Among the lines below, count those with the word "group". Answer with the number only.
(Beginning of Dataset)
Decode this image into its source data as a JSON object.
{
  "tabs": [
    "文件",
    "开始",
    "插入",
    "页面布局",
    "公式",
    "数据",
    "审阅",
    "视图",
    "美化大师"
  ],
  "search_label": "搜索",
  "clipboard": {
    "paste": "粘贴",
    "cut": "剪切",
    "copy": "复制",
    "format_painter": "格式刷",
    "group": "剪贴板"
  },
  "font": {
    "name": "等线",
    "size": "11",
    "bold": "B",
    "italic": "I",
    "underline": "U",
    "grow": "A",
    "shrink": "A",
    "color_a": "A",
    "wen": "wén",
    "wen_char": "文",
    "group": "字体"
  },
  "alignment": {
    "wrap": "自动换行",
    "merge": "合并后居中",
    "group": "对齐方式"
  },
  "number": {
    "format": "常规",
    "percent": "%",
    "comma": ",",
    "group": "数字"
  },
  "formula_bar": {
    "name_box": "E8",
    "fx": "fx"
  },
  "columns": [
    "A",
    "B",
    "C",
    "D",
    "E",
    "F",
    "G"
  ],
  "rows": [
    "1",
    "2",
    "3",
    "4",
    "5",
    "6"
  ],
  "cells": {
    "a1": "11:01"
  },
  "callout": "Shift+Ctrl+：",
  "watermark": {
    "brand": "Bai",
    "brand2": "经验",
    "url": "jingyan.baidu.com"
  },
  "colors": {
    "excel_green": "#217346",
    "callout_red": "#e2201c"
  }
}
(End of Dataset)
Your solution
4